In arm wrestling, violent muscle contractions are a common fracture mechanism in other bones such as the humerus in adults and the medial epicondyle in teenagers. Many humeral shaft fractures have been described in arm wrestlers (1-4) as well as in javelin throwers (6), baseball players (7), and grenade throwers (8). These fractures have been attributed to a strong internal rotation force at the shoulder created by the subscapularis, pectoralis, and latissimus dorsi muscles and resisted by the external rotation force of an opponent or other counterforce. This results in transmission of stress through the distal arm and elbow sufficient to cause a fracture of the humerus (9). Unlike adult arm wrestlers, the skeletally immature are more likely to sustain a fracture of the medial epicondyle. These fractures occur because of traction at the origin of the common flexor tendon as a result of a strong contraction of the wrist flexors (3).

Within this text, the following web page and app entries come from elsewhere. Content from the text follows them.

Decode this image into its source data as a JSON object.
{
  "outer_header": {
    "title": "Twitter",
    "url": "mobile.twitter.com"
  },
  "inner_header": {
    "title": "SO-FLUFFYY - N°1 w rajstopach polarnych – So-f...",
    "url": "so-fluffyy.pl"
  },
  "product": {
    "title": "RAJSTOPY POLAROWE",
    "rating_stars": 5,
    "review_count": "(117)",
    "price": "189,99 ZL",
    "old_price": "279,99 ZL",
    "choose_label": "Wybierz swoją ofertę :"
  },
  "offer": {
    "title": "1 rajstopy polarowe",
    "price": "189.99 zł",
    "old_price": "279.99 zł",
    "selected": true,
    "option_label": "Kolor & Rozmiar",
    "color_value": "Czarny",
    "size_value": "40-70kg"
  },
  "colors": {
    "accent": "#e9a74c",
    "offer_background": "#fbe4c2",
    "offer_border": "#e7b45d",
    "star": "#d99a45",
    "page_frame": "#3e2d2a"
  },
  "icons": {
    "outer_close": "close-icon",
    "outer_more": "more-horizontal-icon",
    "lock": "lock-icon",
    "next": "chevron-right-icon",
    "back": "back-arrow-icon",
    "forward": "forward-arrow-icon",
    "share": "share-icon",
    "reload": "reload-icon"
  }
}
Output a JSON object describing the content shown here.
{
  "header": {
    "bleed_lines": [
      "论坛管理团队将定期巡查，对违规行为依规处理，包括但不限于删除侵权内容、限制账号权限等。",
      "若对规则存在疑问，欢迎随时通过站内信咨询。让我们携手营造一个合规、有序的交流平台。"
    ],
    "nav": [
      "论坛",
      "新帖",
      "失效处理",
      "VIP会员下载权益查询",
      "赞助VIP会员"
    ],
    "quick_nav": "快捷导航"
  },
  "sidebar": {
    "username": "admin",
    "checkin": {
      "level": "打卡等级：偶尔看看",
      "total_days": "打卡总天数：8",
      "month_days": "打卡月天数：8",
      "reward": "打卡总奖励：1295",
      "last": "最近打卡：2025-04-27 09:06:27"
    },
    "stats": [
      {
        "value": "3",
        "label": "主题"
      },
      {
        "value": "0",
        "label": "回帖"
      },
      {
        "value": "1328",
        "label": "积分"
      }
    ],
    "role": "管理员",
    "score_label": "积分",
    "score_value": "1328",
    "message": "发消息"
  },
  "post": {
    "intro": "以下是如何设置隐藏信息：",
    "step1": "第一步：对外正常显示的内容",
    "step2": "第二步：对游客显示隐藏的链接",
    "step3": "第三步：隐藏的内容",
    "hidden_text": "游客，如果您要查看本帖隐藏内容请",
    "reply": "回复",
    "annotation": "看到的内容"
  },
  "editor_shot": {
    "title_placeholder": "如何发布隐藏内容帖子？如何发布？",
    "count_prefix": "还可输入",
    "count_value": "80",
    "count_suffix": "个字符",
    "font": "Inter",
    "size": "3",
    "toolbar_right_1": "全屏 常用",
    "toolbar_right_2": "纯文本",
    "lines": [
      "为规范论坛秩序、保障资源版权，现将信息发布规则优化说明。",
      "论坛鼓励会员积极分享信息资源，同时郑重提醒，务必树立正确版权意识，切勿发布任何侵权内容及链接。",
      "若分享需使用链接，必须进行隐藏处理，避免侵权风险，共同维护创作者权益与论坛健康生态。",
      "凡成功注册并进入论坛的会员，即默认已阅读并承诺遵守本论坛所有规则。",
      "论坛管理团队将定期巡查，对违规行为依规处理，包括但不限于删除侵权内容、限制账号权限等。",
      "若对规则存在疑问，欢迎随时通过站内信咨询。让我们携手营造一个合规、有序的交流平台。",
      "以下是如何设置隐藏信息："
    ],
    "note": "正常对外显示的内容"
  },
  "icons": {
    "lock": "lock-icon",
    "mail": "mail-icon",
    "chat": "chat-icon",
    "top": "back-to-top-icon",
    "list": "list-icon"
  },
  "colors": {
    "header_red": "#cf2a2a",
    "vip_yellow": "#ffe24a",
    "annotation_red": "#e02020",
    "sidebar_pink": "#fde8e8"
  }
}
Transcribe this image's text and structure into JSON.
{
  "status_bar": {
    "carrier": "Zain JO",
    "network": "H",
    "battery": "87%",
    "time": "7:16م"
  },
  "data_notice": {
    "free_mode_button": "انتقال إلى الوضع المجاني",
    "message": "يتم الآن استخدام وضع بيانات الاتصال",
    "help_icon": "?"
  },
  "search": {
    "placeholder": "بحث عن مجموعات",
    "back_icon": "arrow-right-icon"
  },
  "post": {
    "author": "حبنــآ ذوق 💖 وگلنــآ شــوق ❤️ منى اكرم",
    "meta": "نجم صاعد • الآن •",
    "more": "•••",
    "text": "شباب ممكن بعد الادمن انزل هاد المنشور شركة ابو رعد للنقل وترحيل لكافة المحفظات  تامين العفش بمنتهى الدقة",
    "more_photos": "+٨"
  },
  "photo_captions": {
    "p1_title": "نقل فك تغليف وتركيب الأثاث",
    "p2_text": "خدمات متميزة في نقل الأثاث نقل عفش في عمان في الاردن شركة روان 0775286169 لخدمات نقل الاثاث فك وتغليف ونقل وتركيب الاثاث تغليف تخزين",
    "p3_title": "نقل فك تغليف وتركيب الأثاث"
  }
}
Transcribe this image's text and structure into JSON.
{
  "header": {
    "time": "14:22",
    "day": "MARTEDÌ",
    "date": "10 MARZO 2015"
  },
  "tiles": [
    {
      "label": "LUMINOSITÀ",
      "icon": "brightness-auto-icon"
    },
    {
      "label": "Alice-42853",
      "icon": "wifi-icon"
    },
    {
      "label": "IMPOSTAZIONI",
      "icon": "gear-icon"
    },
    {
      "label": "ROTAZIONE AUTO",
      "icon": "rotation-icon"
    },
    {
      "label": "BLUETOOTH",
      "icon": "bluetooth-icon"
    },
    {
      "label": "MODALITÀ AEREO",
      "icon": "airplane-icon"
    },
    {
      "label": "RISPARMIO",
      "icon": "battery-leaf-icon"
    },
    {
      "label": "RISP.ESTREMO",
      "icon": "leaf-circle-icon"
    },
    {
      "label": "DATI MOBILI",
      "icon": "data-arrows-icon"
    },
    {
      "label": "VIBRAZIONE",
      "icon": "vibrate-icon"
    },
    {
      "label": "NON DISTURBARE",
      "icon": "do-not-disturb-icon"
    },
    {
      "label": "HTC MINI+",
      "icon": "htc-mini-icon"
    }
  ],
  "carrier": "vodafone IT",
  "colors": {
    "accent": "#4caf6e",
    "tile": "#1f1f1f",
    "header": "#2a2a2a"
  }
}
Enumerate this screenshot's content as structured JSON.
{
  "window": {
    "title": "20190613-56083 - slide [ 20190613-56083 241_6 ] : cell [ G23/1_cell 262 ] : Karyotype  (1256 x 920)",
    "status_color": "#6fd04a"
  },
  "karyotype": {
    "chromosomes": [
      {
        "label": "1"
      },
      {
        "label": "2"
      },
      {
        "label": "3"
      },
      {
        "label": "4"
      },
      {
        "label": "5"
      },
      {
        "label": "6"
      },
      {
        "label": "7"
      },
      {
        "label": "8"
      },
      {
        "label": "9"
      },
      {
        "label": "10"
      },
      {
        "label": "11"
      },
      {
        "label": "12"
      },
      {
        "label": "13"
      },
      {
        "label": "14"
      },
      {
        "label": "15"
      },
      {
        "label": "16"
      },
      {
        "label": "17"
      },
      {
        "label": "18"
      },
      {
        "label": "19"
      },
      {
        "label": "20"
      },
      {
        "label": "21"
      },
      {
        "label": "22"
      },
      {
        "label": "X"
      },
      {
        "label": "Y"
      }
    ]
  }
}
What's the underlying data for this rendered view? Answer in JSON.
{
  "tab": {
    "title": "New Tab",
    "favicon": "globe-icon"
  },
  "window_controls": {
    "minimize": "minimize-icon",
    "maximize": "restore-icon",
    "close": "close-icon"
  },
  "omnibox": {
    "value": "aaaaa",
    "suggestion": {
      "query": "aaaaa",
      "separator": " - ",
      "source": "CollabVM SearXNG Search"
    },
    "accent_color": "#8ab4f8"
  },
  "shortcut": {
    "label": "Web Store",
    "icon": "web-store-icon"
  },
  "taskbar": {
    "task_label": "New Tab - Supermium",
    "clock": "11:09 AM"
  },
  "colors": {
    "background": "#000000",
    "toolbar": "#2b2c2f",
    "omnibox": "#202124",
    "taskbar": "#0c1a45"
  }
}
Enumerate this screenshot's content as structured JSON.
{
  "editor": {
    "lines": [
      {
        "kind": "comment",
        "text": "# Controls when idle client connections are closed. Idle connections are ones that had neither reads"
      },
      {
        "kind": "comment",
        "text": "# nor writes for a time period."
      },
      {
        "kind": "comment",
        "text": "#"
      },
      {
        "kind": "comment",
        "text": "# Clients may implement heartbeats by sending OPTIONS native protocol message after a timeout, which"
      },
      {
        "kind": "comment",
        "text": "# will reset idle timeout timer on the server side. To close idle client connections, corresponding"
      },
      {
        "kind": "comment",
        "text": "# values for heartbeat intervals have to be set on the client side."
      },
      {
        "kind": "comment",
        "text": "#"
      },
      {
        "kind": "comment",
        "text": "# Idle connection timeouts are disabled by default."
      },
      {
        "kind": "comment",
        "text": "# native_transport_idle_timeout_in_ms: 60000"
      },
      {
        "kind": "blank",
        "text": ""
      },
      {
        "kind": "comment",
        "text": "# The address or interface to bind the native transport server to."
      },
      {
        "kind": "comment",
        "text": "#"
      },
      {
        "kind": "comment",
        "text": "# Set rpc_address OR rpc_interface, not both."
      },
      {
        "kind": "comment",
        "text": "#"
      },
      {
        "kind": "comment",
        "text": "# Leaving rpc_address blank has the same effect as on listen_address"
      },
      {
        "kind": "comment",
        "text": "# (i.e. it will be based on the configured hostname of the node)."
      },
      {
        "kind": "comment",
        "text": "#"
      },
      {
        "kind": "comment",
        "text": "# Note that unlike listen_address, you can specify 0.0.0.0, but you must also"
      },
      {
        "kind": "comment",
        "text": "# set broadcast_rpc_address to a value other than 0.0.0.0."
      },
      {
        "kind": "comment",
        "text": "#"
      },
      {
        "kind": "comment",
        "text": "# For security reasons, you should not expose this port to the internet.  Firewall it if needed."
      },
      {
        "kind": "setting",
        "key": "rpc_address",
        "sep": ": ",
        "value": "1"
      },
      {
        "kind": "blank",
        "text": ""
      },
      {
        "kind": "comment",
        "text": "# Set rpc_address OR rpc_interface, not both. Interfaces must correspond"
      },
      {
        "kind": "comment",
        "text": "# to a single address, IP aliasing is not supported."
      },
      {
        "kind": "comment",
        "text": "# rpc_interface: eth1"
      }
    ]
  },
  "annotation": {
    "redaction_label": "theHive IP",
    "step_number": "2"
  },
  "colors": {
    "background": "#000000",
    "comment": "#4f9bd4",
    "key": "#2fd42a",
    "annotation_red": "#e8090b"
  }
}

A violent triceps contraction may well have created enough force to cause our patient's olecranon fracture, in a mechanism similar to that in the humeral shaft or medial epicondyle fractures described above. In support of this hypothesis, the patient's own account describes forceful extension of the elbow against the counterforce of the opponent as he attempted to press for the last few inches to win the match.
Diagnostic imaging. Although this patient did not sustain direct trauma to his elbow, standard AP and lateral x-rays as well as a radial head view were obtained because he presented with significant bony tenderness and lacked full range of motion. One should always consider radiographic examination in cases of violent muscle contraction. When ordering x-rays in skeletally immature patients, comparison views of the contralateral side should also be considered because of the propensity for growth-plate injuries. Computed tomography and magnetic resonance imaging studies are typically reserved for complex or intra-articular fractures.
Treatment. It is generally accepted that nondisplaced olecranon fractures can be managed nonoperatively with a long arm cast in 45° to 90° of elbow flexion for 2 to 4 weeks. Casting in full extension has historically been shown to create a stiff elbow, resulting in a significant loss of elbow flexion. The arm may alternatively be immobilized in a posterior splint (10). After immobilization in a cast or splint for 2 to 4 weeks, a removable splint should be used and the patient should begin range-of-motion exercises. Nondisplaced intra-articular fractures can often be treated in a similar fashion.
It is imperative that all nondisplaced olecranon fractures, including those that are intra-articular, be followed closely with weekly x-rays to look for any signs of fracture displacement. A displaced fracture should be managed by open reduction and internal fixation.
The views expressed in this article are those of the authors and do not reflect the official policy or position of the US Army, US Department of Defense, or US Government.
Dr Pasquina, a major in the US Army, is director of the ambulatory care clinic in the department of physical medicine and rehabilitation at the Walter Reed Army Medical Center in Washington, DC. Dr O'Connor, a lieutenant colonel in the US Army, is director of the primary care sports medicine fellowship at the Uniformed Services University of the Health Sciences in Bethesda, Maryland. Address correspondence to MAJ Paul F. Pasquina, MC, USA, Dept of Physical Medicine and Rehabilitation, Walter Reed Army Medical Center, 6825 Georgia Ave, Washington, DC 20307-5001.